** Problem to work on **
Look for the word "From" in the entries and copy each line where it appears.

:::::

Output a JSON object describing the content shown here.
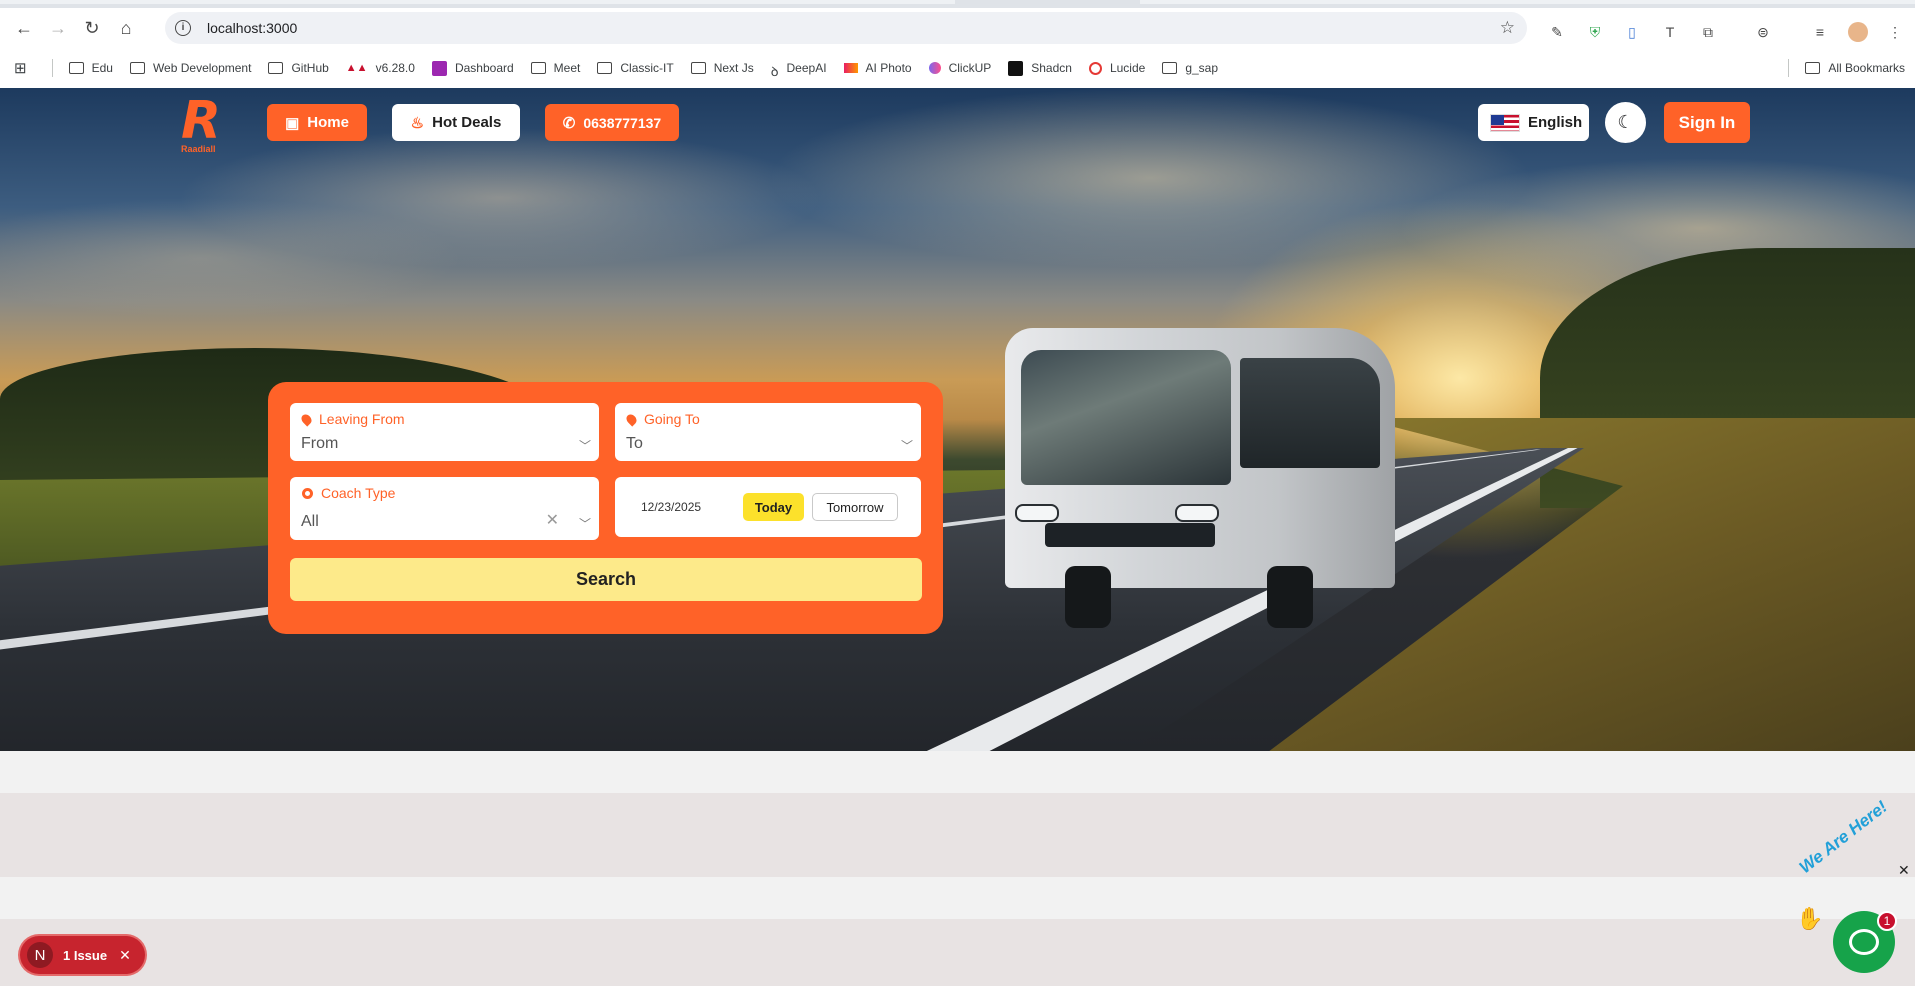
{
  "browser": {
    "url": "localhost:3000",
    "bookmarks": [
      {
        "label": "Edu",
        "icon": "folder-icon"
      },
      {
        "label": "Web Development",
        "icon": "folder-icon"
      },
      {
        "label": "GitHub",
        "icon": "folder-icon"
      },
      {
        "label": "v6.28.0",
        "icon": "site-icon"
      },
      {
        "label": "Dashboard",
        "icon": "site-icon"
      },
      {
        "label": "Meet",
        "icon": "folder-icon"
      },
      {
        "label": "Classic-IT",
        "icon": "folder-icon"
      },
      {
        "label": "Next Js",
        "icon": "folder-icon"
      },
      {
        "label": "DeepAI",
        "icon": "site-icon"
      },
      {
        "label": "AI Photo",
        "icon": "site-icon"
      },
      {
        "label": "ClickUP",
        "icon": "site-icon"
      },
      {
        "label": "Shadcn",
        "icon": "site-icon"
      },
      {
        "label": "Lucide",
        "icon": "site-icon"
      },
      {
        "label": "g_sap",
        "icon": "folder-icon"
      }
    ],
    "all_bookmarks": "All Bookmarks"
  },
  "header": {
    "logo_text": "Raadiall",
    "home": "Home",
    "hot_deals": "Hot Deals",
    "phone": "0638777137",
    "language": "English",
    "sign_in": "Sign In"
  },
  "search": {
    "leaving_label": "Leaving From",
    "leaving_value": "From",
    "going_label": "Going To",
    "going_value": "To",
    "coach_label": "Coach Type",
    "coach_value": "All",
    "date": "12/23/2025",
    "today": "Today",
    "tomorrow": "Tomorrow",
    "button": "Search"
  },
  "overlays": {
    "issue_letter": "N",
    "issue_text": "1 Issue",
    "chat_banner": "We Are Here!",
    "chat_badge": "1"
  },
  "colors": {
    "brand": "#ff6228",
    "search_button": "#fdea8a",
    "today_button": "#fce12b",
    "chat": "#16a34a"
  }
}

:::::

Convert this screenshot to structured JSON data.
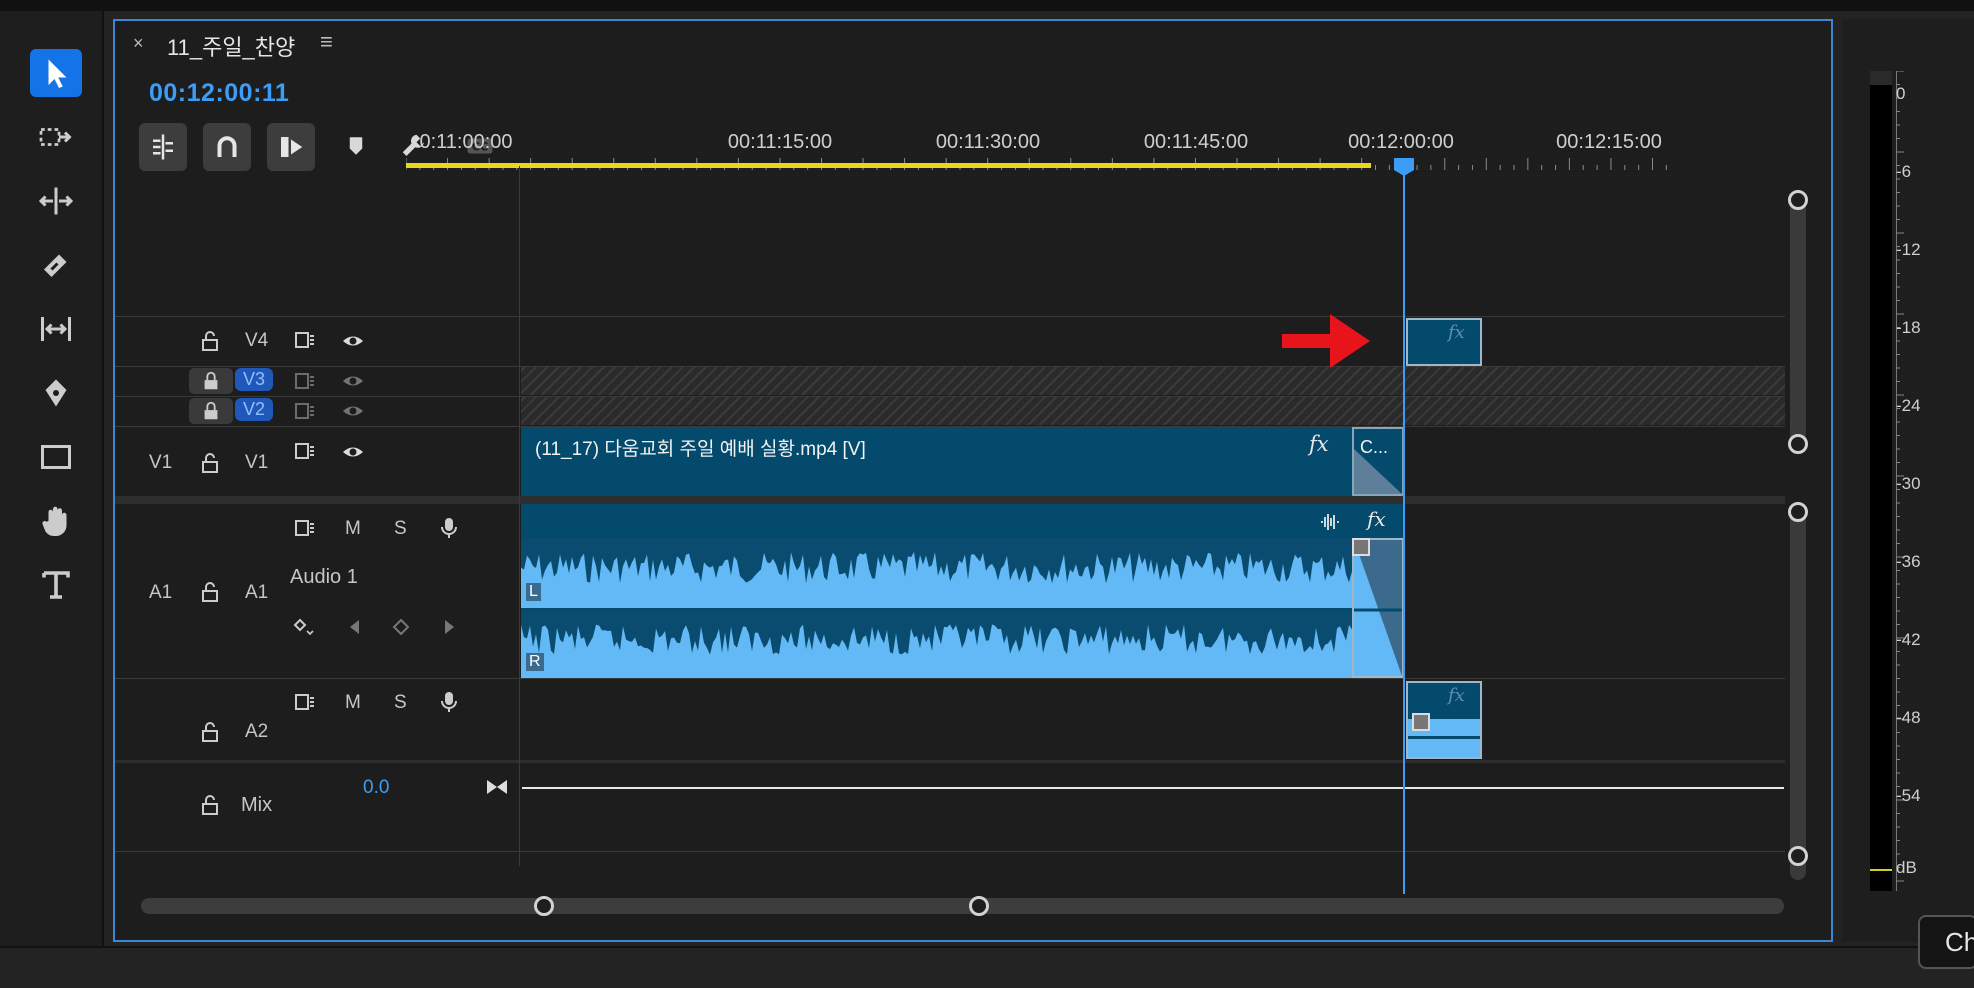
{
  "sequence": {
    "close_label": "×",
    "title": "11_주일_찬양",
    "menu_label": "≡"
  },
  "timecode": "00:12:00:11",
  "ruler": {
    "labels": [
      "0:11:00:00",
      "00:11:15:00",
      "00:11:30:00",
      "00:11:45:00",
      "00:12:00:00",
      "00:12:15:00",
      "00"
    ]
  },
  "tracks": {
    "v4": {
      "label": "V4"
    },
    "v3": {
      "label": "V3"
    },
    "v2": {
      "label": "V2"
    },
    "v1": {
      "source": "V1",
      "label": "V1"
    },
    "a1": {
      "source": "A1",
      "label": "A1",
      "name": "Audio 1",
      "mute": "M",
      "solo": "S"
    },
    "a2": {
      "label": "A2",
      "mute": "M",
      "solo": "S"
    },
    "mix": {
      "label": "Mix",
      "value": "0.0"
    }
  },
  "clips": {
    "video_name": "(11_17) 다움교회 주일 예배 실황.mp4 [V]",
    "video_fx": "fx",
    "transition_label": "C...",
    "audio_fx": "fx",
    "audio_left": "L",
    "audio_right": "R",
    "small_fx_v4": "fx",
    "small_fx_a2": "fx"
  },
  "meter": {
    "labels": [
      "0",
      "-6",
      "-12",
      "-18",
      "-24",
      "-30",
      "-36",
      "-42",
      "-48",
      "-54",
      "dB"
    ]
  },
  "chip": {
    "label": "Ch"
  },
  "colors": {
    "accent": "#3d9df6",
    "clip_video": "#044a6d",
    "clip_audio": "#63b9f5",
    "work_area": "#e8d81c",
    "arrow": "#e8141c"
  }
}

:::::

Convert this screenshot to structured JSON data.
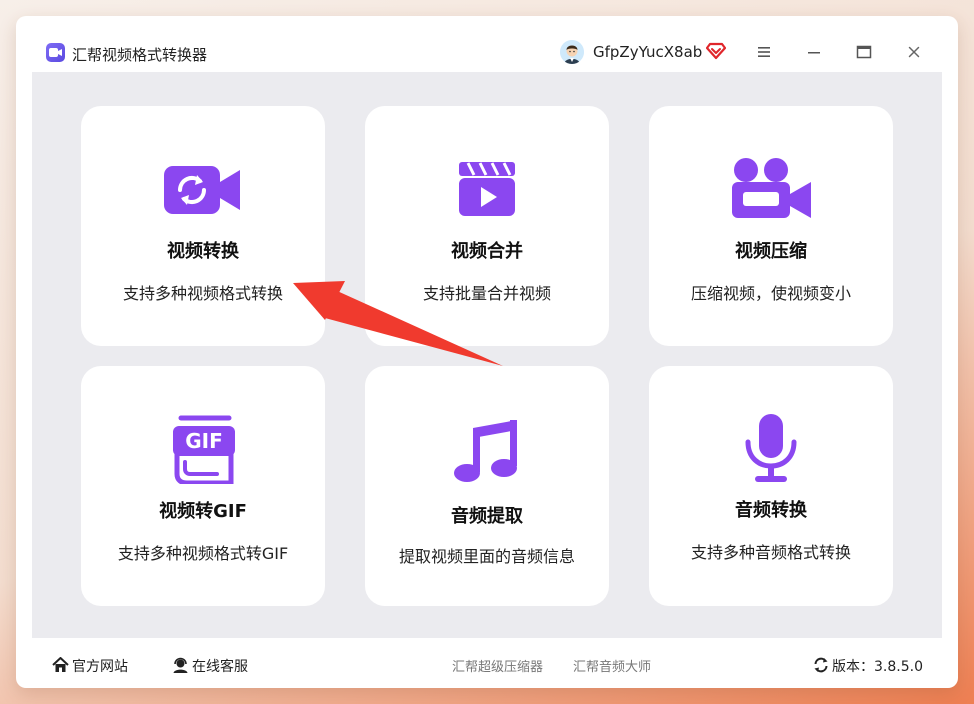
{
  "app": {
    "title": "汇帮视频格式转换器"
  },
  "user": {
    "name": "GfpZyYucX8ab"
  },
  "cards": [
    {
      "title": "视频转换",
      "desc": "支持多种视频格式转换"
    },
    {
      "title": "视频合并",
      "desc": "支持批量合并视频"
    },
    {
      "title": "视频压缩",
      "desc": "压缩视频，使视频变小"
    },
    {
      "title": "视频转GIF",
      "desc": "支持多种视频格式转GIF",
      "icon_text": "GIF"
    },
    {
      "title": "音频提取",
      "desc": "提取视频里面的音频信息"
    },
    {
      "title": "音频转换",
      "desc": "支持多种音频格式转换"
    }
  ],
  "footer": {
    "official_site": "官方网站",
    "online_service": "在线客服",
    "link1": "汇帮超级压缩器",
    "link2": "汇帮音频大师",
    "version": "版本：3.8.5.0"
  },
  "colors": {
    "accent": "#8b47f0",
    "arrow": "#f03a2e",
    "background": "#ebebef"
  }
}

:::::

** Solution to this problem **
    "leaving_label": "Leaving From",
    "leaving_value": "From",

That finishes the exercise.